Exercise requirements. Would you write out the lines from the one containing "Give me the" to the end of the records below, exactly and in full, please?

Material for this task.
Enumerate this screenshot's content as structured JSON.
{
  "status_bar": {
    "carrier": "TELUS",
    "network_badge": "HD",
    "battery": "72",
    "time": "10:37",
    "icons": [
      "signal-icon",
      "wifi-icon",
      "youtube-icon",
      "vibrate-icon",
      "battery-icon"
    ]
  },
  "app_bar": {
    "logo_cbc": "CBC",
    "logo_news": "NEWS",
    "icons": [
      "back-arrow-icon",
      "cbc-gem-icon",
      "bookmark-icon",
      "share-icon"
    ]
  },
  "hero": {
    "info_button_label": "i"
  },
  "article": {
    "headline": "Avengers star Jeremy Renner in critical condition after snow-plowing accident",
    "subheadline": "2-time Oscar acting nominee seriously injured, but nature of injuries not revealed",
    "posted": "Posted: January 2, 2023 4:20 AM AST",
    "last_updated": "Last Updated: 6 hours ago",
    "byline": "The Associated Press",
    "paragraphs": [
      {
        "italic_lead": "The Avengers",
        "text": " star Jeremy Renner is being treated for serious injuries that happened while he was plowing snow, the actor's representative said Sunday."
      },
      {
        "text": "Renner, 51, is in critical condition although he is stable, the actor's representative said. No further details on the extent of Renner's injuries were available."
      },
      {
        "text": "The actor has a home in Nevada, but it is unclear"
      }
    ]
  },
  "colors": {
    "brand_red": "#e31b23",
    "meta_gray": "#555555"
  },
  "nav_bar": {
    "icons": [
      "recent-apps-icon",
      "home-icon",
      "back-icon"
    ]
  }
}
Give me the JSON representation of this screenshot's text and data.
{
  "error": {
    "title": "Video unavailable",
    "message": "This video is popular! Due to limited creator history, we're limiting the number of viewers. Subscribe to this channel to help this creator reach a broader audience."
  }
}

Output below.
Give me the JSON representation of this screenshot's text and data.
{
  "error": {
    "title": "Video unavailable",
    "message": "This video is popular! Due to limited creator history, we're limiting the number of viewers. Subscribe to this channel to help this creator reach a broader audience."
  }
}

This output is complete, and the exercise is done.